//Before removing objects from the container
public void detory(){

Then define a post processor of the Bean: BeanPostProcessor

public class MyBeanPostProcessor implements BeanPostProcessor {

    public Object postProcessBeforeInitialization(Object bean, String beanName) throws BeansException {
        return bean;

    public Object postProcessAfterInitialization(Object bean, String beanName) throws BeansException {
        return bean;

Finally, write a test class and observe the running results

public void test(){
    //1. Create ioc container
    AnnotationConfigApplicationContext applicationContext = new AnnotationConfigApplicationContext(MainConfigOfLifeCycle.class);
    System.out.println("Container creation complete...");
    //Close the container

The output result is:

car instance...
Fill properties
car ... init...
 Container creation complete...
car ... detory...

Viewing the output results, you can see that the life cycle of Car is consistent with the figure above

##Life cycle construction principle
Let's take a look at how it is implemented in the Spring source code. Let's make a breakpoint in the custom Bean post processor MyBeanPostProcessor to see the method call stack
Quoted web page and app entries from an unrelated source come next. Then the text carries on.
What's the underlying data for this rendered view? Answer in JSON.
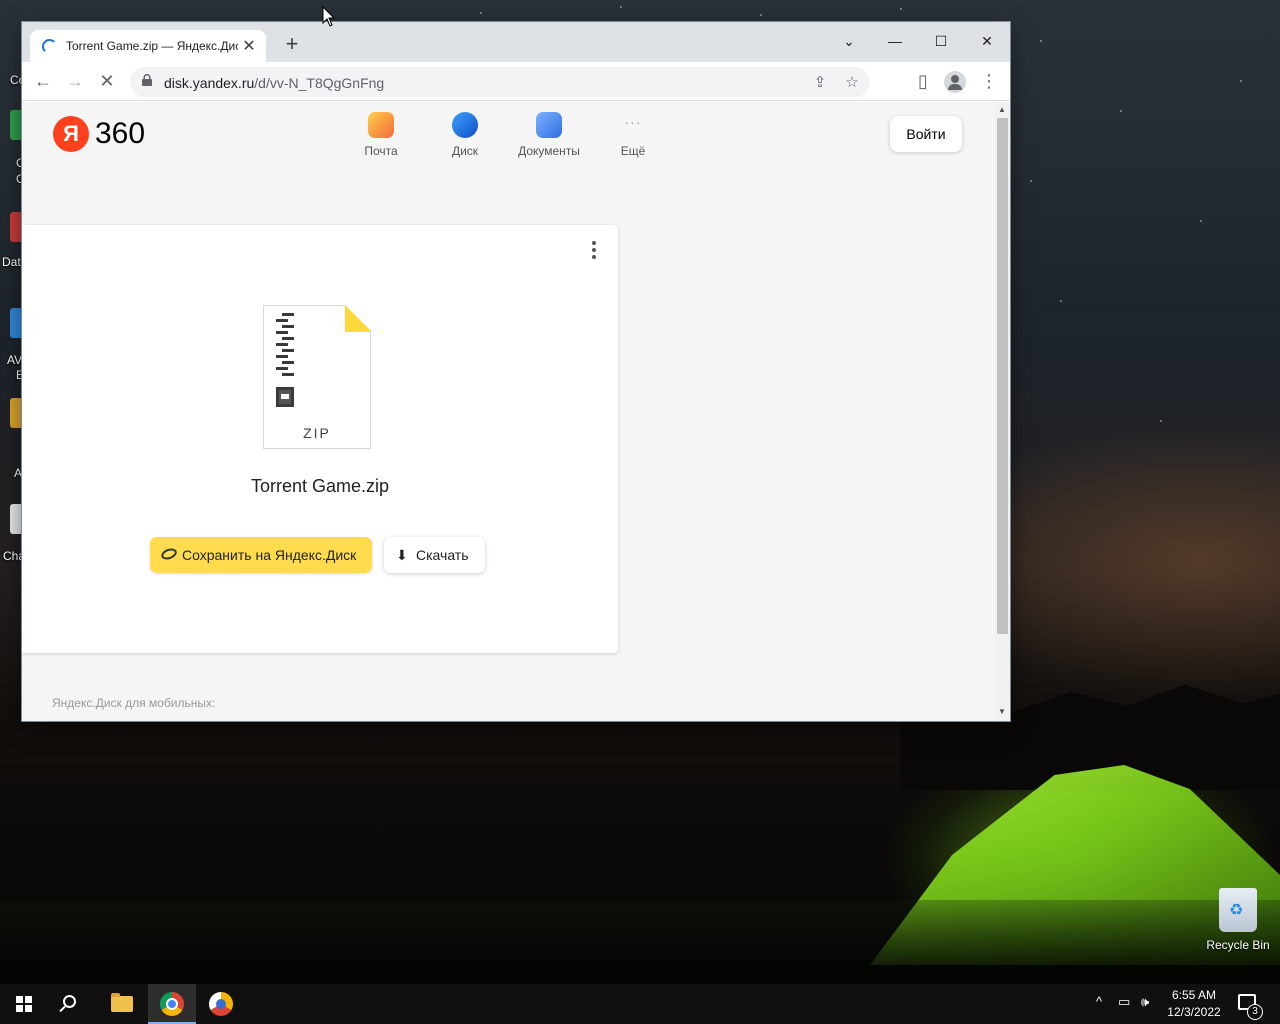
{
  "desktop": {
    "left_labels": [
      "Co",
      "C",
      "C",
      "Dat",
      "AV",
      "E",
      "A",
      "Cha"
    ],
    "recycle_bin_label": "Recycle Bin"
  },
  "browser": {
    "tab": {
      "title": "Torrent Game.zip — Яндекс.Диск",
      "close": "✕"
    },
    "new_tab": "+",
    "window_controls": {
      "tab_search": "⌄",
      "minimize": "—",
      "maximize": "☐",
      "close": "✕"
    },
    "toolbar": {
      "back": "←",
      "forward": "→",
      "stop": "✕",
      "menu": "⋮"
    },
    "omnibox": {
      "url_host": "disk.yandex.ru",
      "url_path": "/d/vv-N_T8QgGnFng",
      "share_icon": "⇪",
      "star_icon": "☆",
      "sidepanel_icon": "▯"
    }
  },
  "page": {
    "logo": {
      "letter": "Я",
      "text": "360"
    },
    "services": [
      {
        "label": "Почта",
        "color": "#f5a623"
      },
      {
        "label": "Диск",
        "color": "#1e6fe0"
      },
      {
        "label": "Документы",
        "color": "#4a8cf0"
      },
      {
        "label": "Ещё",
        "color": "#9e9e9e"
      }
    ],
    "more_icon": "···",
    "login_button": "Войти",
    "file": {
      "type_label": "ZIP",
      "name": "Torrent Game.zip"
    },
    "save_button": "Сохранить на Яндекс.Диск",
    "download_button": "Скачать",
    "footer": "Яндекс.Диск для мобильных:",
    "accent_color": "#ffdc4d",
    "logo_color": "#fc3f1d"
  },
  "taskbar": {
    "clock_time": "6:55 AM",
    "clock_date": "12/3/2022",
    "notification_count": "3",
    "tray_chevron": "^"
  }
}
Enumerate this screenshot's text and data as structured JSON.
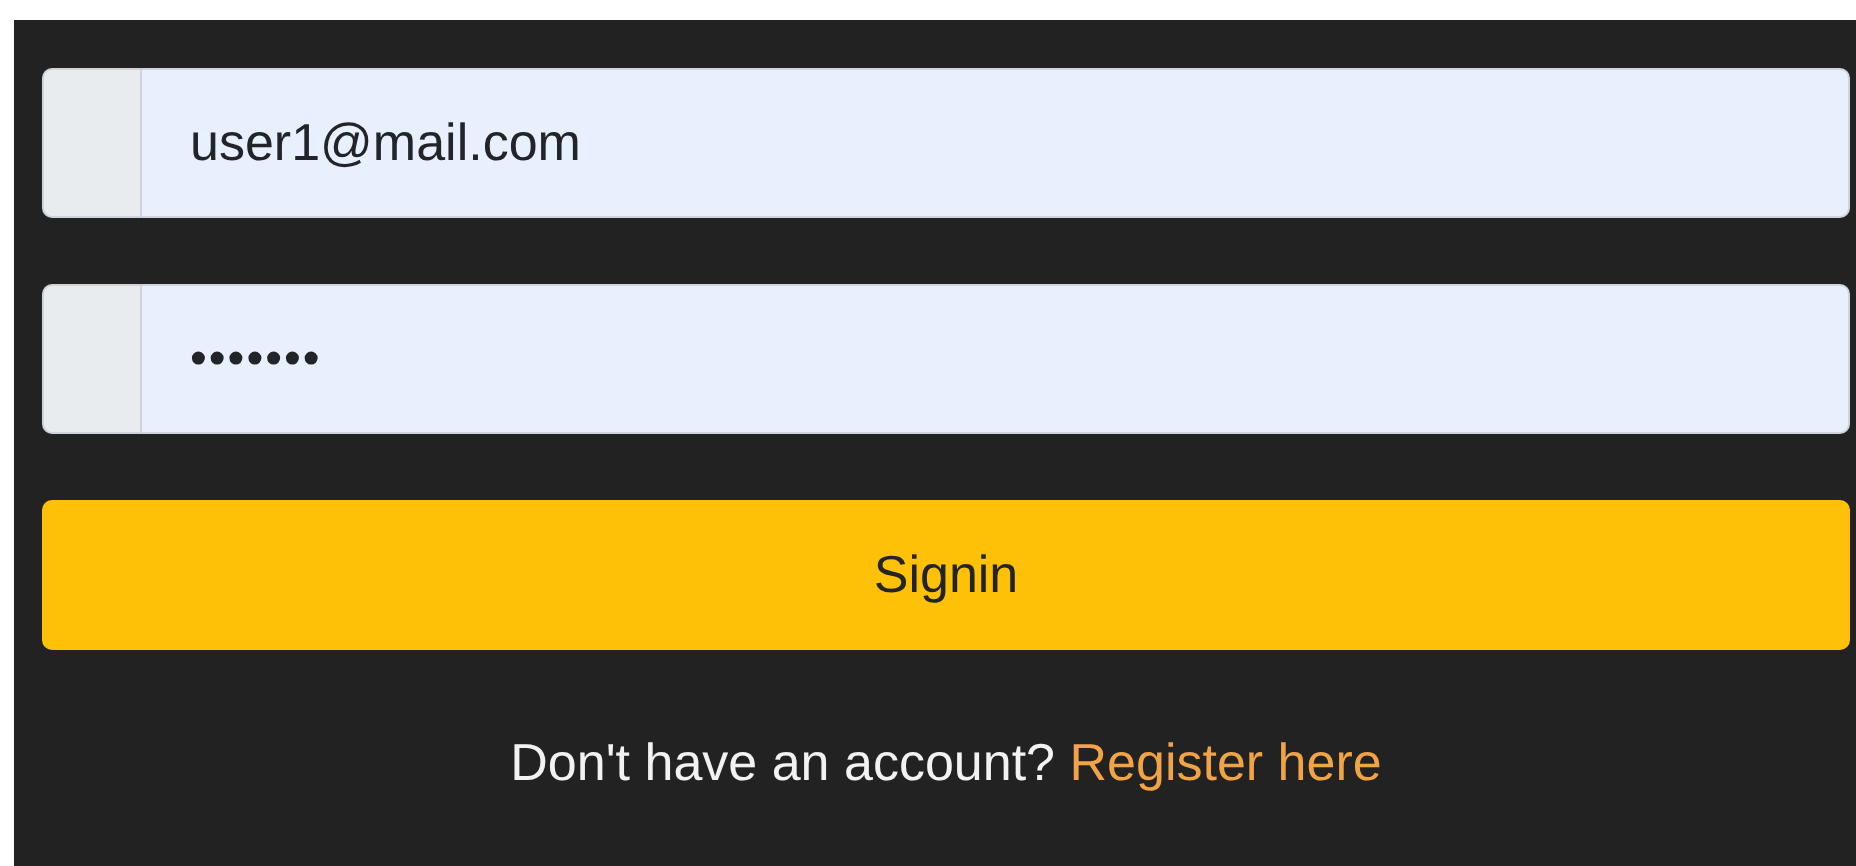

Here's a reminder. It's cumbersome to look at the source code of Spring. It's easy to get caught up in the details. Therefore, we should grasp the key code and sort out the overall context, and we shouldn't and don't miss the details too much

Here, we mainly take a look at the doCreateBean method of AbstractAutowireCapableBeanFactory, in which there is such a piece of code

//Instantiate bean s
if (mbd.isSingleton()) {
    instanceWrapper = (BeanWrapper)this.factoryBeanInstanceCache.remove(beanName);
if (instanceWrapper == null) {
    instanceWrapper = this.createBeanInstance(beanName, mbd, args);
try {
    // Populate the properties of the bean
    this.populateBean(beanName, mbd, instanceWrapper);
    if (exposedObject != null) {
        exposedObject = this.initializeBean(beanName, exposedObject, mbd);

Continue to see what is done in the initializeBean method

// The callback implements the methods in the xxxAware interface
this.invokeAwareMethods(beanName, bean);
// Call the postProcessorsBeforeInitialization method of BeanPostProcessor
wrappedBean = this.applyBeanPostProcessorsBeforeInitialization(bean, beanName);
try {
    //Call the initialization method (custom initialization method or implement the initializingbean interface)
    invokeInitMethods(beanName, wrappedBean, mbd);
}catch (Throwable ex) {

if (mbd == null || !mbd.isSynthetic()) {
    // Call the postProcessorsAfterInitialization method of BeanPostProcessor
    wrappedBean = applyBeanPostProcessorsAfterInitialization(wrappedBean, beanName);

Next, combined with the source code, the life cycle process of Bean is given in the form of pseudo code, but it does not include two destruction stages

 // Create Bean 
 new Bean();
 // Assign properties to bean s
 populateBean(beanName, mbd, instanceWrapper);
 // Here is a series of operations on bean s
 initializeBean() {
    applyBeanPostProcessorsBeforeInitialization(wrappedBean, beanName);
    invokeInitMethods(beanName, wrappedBean, mbd);Perform custom initialization
        if(bean instanceof InitializingBean){
            ((InitializingBean) bean).afterPropertiesSet();
        if(mbd.getInitMethodName()!=null){ //Custom initialization method execution
            invokeCustomInitMethod(beanName, bean, mbd);
    applyBeanPostProcessorsAfterInitialization(wrappedBean, beanName);


In Spring, the life cycle of a bean is a long process, with many steps, and each step can control the bean. Understanding this process is very helpful for us to read the Spring source code and expand Spring.

Topics: Spring source code analysis